Inappropriately, my all problems with the Android app were more than just visual. When I have tested the app, it often crashed. I could straight cause a crash by taking exact options and replicate it consistently. This app also has produced poor speed test scores with its default settings. This company representative advised me to enable the Multi-Port option from the Protocol section, which has solved my all problems.
PureVPN With Mac:
When I last reviewed the PureVPN Mac app, I have discovered I had to download the customer from the PureVPN website—it is not available from the official Mac App Store. Its layout is approximately similar to that of the Windows version, with its 5 models that connected users to the best server for their current situation. That said, I have found this approach excessively difficult. It would be handy to also have a button that basically connects you to the nearest server, with this step-by-step approach. The PureVPN user looks rather at home on macOS—one of the few Mac VPN apps that manage to equal the macOS visual. This app gifts you with some basic information, such as server ping time, but if you have to look for more data, you go to the Menu Bar icon, which discloses your connection status, which protocol you have connected with, your existing IP address, the location of the VPN server to which you have connected, and the sent and received data rates. PureVPN for iPhone.

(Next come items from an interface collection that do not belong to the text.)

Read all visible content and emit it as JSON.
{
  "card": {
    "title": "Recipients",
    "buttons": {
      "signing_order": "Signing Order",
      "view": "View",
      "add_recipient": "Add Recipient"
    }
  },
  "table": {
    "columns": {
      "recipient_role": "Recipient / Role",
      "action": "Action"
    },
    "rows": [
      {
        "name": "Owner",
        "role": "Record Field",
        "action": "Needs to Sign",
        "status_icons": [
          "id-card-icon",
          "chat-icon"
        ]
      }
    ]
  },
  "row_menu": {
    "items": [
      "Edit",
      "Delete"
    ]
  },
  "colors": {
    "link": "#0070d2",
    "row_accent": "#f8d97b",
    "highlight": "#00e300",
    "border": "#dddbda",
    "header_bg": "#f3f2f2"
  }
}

The PureVPN iPhone app has looked like the Android app. It’s a strong design, but I am dissatisfied that the company doesn’t keep its app more in line with the iOS design aesthetic. This app also has lacks the map view and the status information, like session length and bandwidth, which has found in the desktop version of the app. Instead, the iPhone app uses attractive (if dubiously useful) pictures of dissimilar locales. When I testing, I have found that PureVPN had robust speed test scores, ranging from acceptable to excellent. With the other PureVPN apps, there was no clear way to get online rapidly in its iPhone VPN app. In its place, the user has to sail across through a series of pages designed to connect the user with the best server for whatsoever you have trying to do right now. You can be connecting via IPSec or IKEv2 VPN protocols with this VPN iPhone app. There’s an option to physically configure an L2TP connection, but no option to connect via our favored option, OpenVPN. KeepSolid VPN Limitless, by contrast, does support OpenVPN on iPhone.
PureVPN for Chrome and Firefox Browsers:
If you have looking to keep a small footprint, it has offered plug-ins for both Firefox and Chrome browsers. The best advantage of a plug-in is that it has a lightweight and can be installed anywhere you have access to a browser. The disadvantage is that it only encrypts user’s browser traffic, leaving other applications to make use of better bandwidth, albeit on an unencrypted basis. One distinguished aspect is that the Chrome plug-in has also been blocked some WebRTC elements. These have allowed websites to use certain elements of the user’s computer—their webcam, as for example.
The Times Have Changed instantly.
In the past, we have given PureVPN an Editors’ Choice and an improvement to its score based on its unparalleled speed test results. But with the use of those no longer in play, we had to return to our core standards when it has come to evaluating a VPN: value, security, and flexibility.